By integrating the MBI CONIAS data into Orbica's solution, both climate-related changes and geopolitical developments can be mapped. This enables precise analyses and targeted measures, which are essential for the prevention of long-term risks. Tackle this important topic within your risk management now in order to be as prepared as possible for any long-term risks to your supply chain and sites. Our team of experts is happy to support you. Contact us for a non-binding consultation.
With the MBI CONIAS approach, all data is systematically collected at the subnational unit level. Therefore, differentiated situation reports of conflicts can be created, conflict dynamics can be recorded, and safe spaces can be identified. This results in a highly differentiated, empirically based overview for many countries, showing not only risks but also opportunities. The MBI CONIAS approach is particularly innovative in this regard because data and development stages are collected from two very different types of conflicts: On the one hand, there are conflicts that began with an initial disagreement, then escalated, via pressure and threats, first sporadically to violence and finally to war. On the other hand, however, there are also those that began very similarly to later wars, but could then be settled peacefully. The multitude of data and attributes collected allows for a differentiated assessment of supplier locations as well as supply chains. This means that changes in the risk assessment can be communicated quickly for proactive risk management.

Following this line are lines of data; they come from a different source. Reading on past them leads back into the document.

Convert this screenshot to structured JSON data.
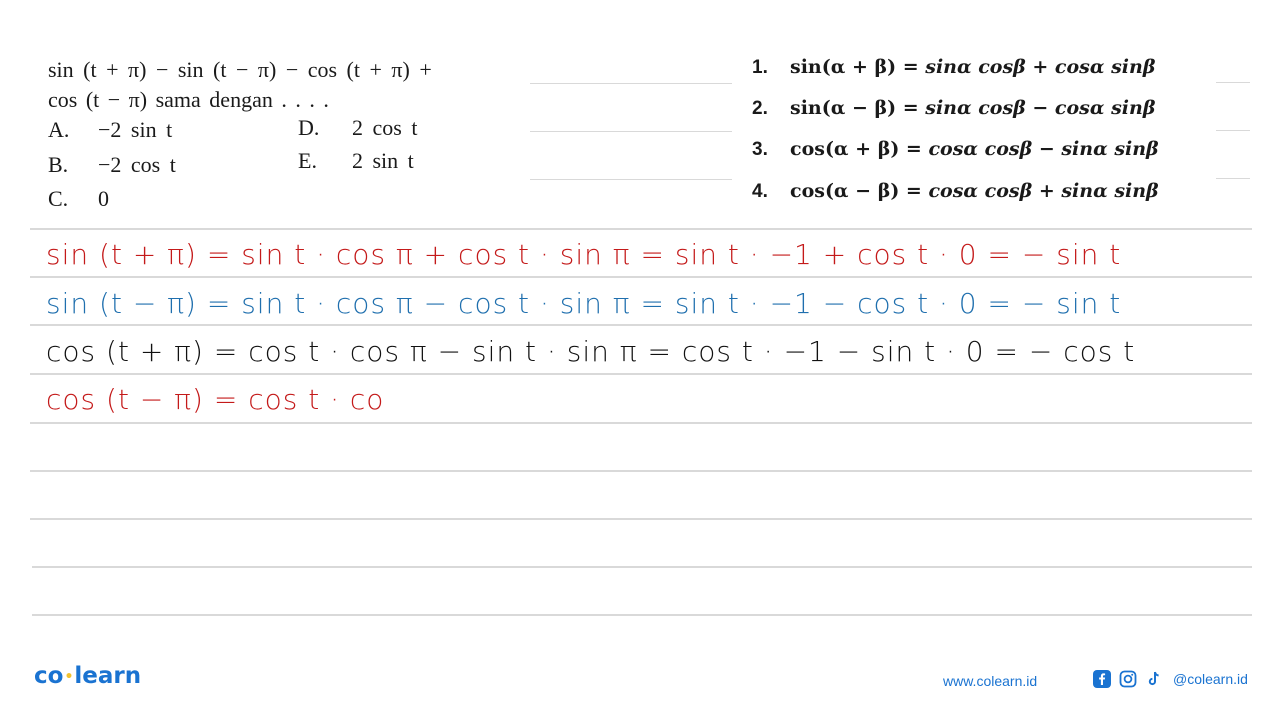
{
  "question": {
    "line1": "sin (t + π) − sin (t − π) − cos (t + π) +",
    "line2": "cos (t − π) sama dengan . . . .",
    "options": [
      {
        "letter": "A.",
        "value": "−2 sin t"
      },
      {
        "letter": "B.",
        "value": "−2 cos t"
      },
      {
        "letter": "C.",
        "value": "0"
      },
      {
        "letter": "D.",
        "value": "2 cos t"
      },
      {
        "letter": "E.",
        "value": "2 sin t"
      }
    ]
  },
  "formulas": [
    {
      "num": "1.",
      "lhs": "sin(α + β) = ",
      "rhs": "sinα cosβ + cosα sinβ"
    },
    {
      "num": "2.",
      "lhs": "sin(α − β) = ",
      "rhs": "sinα cosβ − cosα sinβ"
    },
    {
      "num": "3.",
      "lhs": "cos(α + β) = ",
      "rhs": "cosα cosβ − sinα sinβ"
    },
    {
      "num": "4.",
      "lhs": "cos(α − β) = ",
      "rhs": "cosα cosβ + sinα sinβ"
    }
  ],
  "handwriting": [
    {
      "text": "sin (t + π) = sin t · cos π + cos t · sin π  =  sin t · −1 + cos t · 0 = − sin t",
      "color": "red"
    },
    {
      "text": "sin (t − π)  = sin t · cos π − cos t · sin π  =  sin t · −1 − cos t · 0 = − sin t",
      "color": "blue"
    },
    {
      "text": "cos (t + π)  = cos t · cos π − sin t · sin π = cos t · −1 − sin t · 0 = − cos t",
      "color": "black"
    },
    {
      "text": "cos (t − π)  = cos t · co",
      "color": "red"
    }
  ],
  "footer": {
    "logo_left": "co",
    "logo_dot": "•",
    "logo_right": "learn",
    "website": "www.colearn.id",
    "handle": "@colearn.id",
    "icons": [
      "facebook-icon",
      "instagram-icon",
      "tiktok-icon"
    ]
  }
}
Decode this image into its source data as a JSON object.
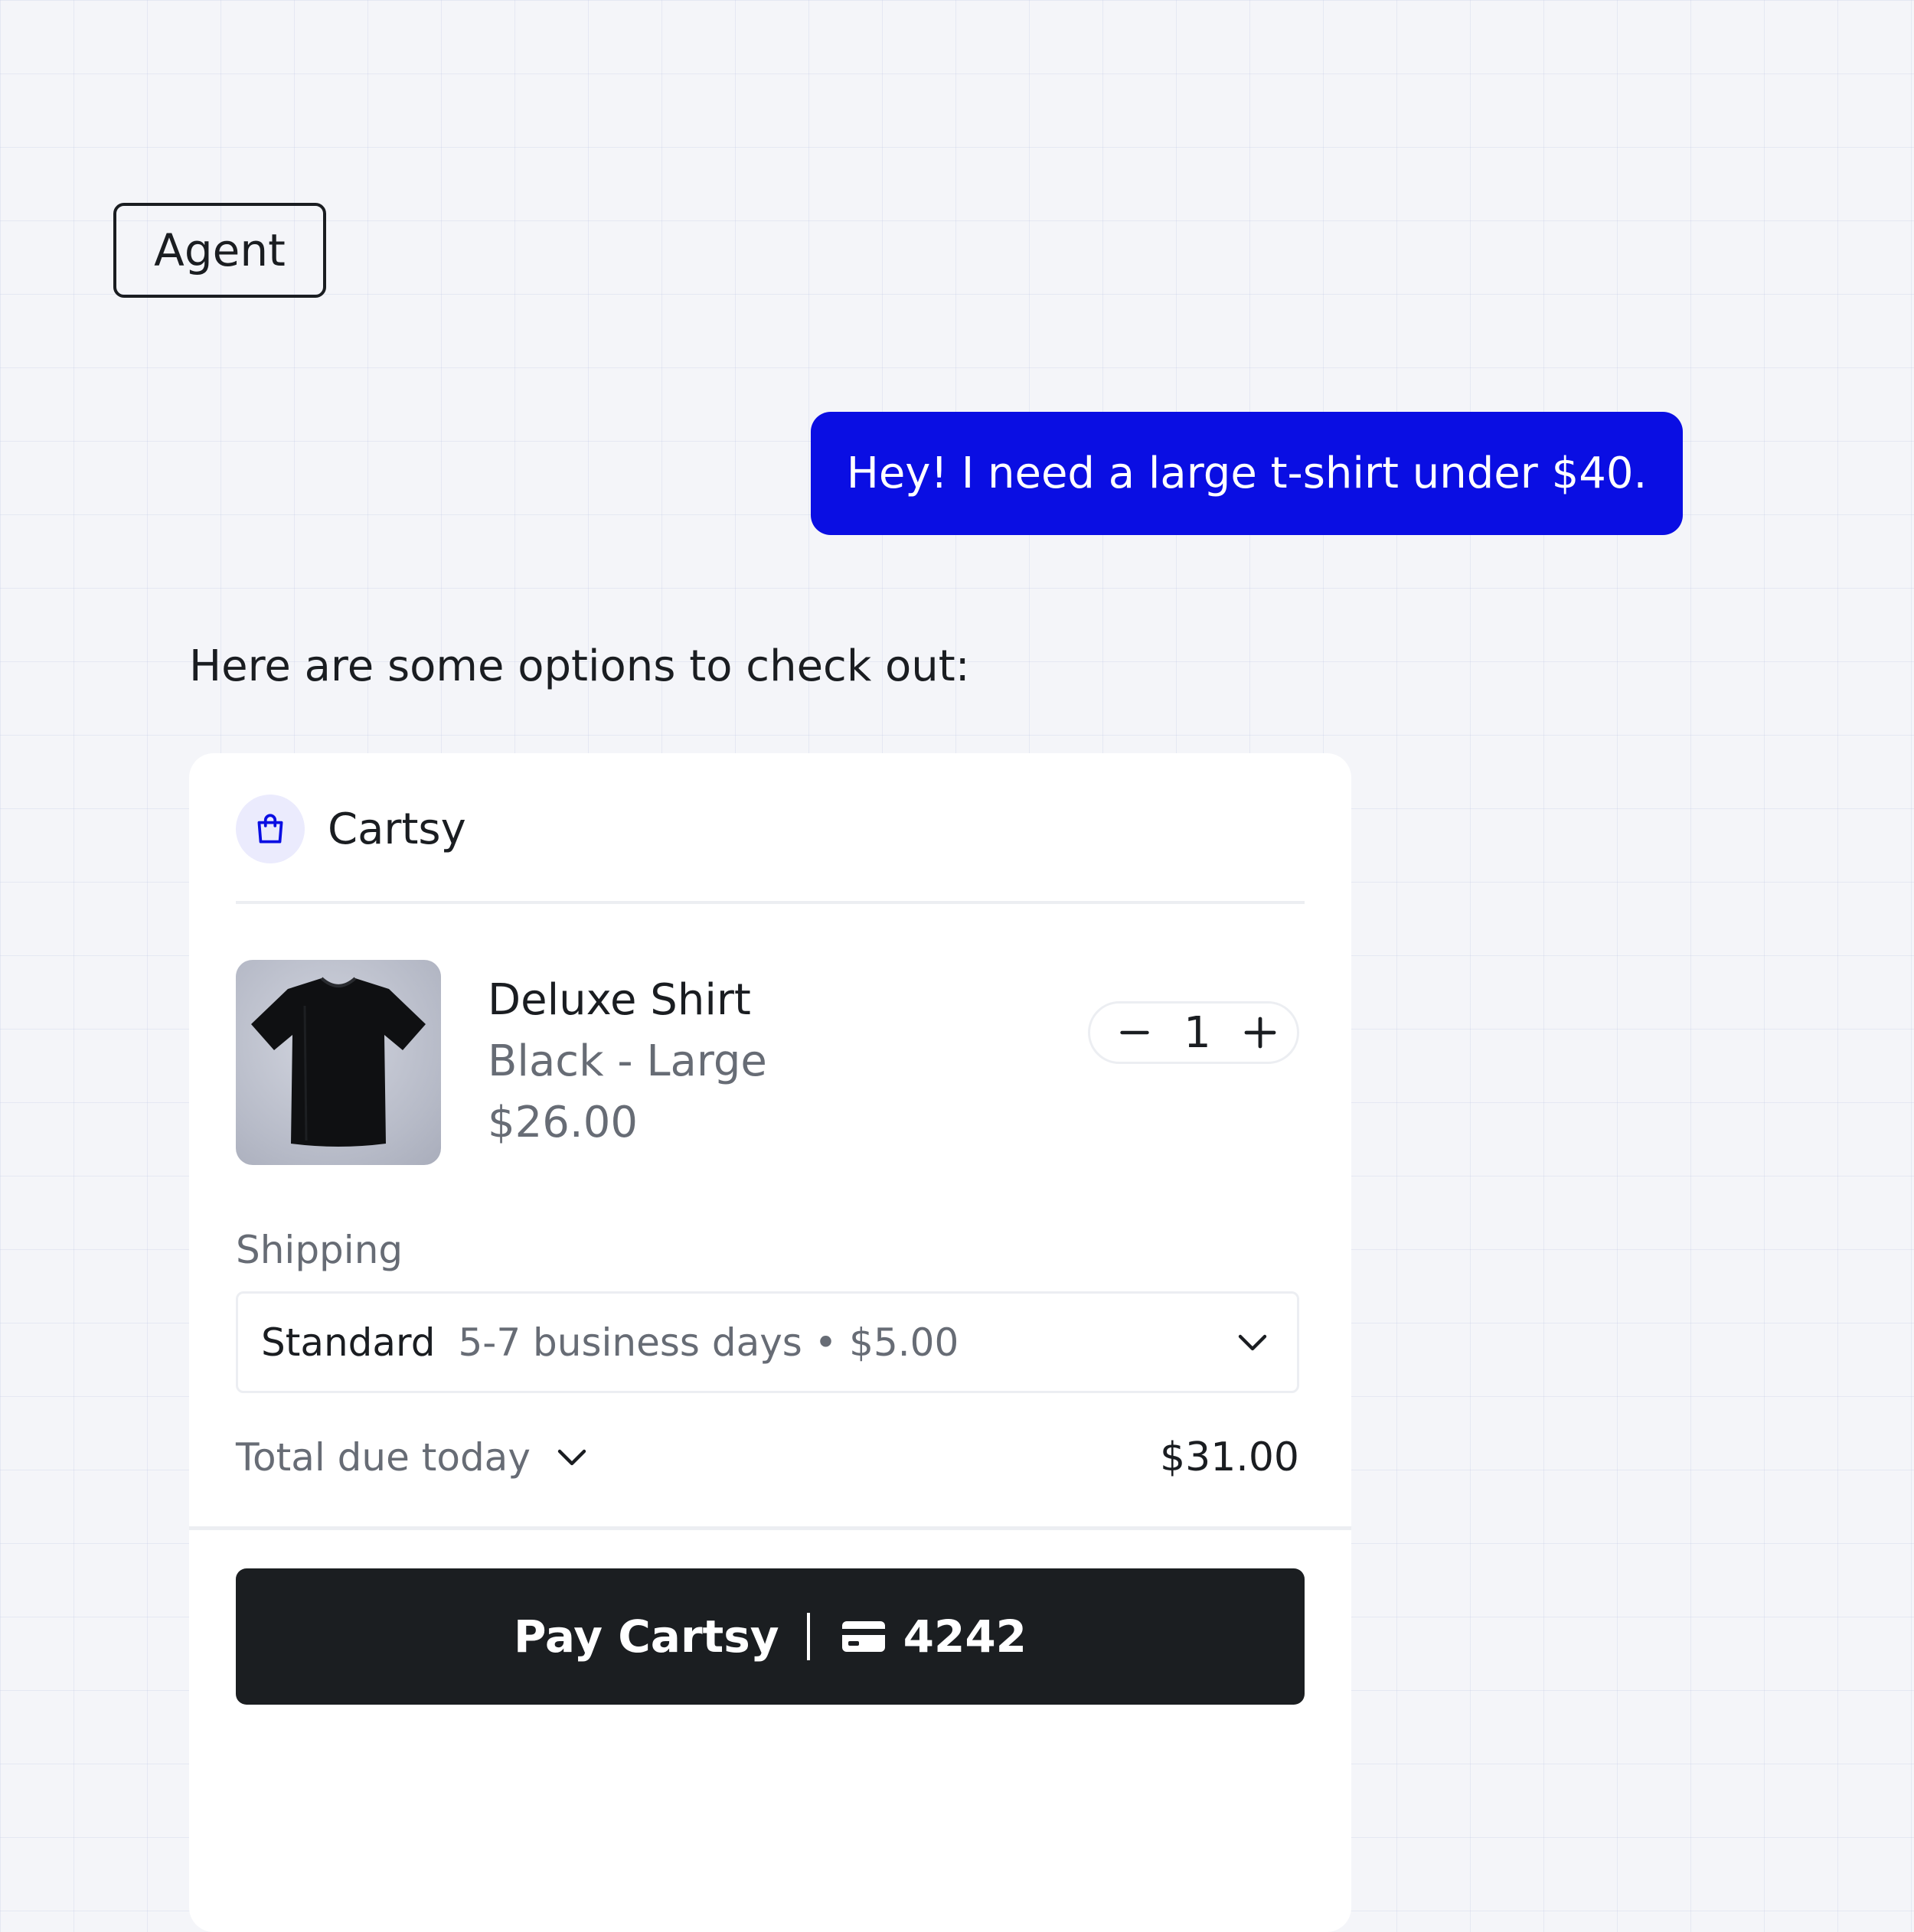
{
  "agent_tag": {
    "label": "Agent"
  },
  "user_message": {
    "text": "Hey! I need a large t-shirt under $40."
  },
  "agent_message": {
    "text": "Here are some options to check out:"
  },
  "checkout": {
    "merchant": {
      "name": "Cartsy",
      "icon": "shopping-bag-icon"
    },
    "product": {
      "name": "Deluxe Shirt",
      "variant": "Black - Large",
      "price": "$26.00",
      "image": "black-t-shirt",
      "quantity": "1"
    },
    "shipping": {
      "label": "Shipping",
      "selected_method": "Standard",
      "selected_detail": "5-7 business days • $5.00"
    },
    "total": {
      "label": "Total due today",
      "value": "$31.00"
    },
    "pay_button": {
      "label": "Pay Cartsy",
      "card_icon": "credit-card-icon",
      "card_last4": "4242"
    }
  },
  "colors": {
    "accent": "#0a0ee3",
    "pay_button_bg": "#1b1e21",
    "background": "#f4f5f9",
    "merchant_icon_bg": "#ebebfd"
  }
}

About the author:
Dr. Nicolas Schwank
Chief Data Scientist Political Risk
Michael Bauer International GmbH
In cooperation with:
Director of Marketing and Sales Europe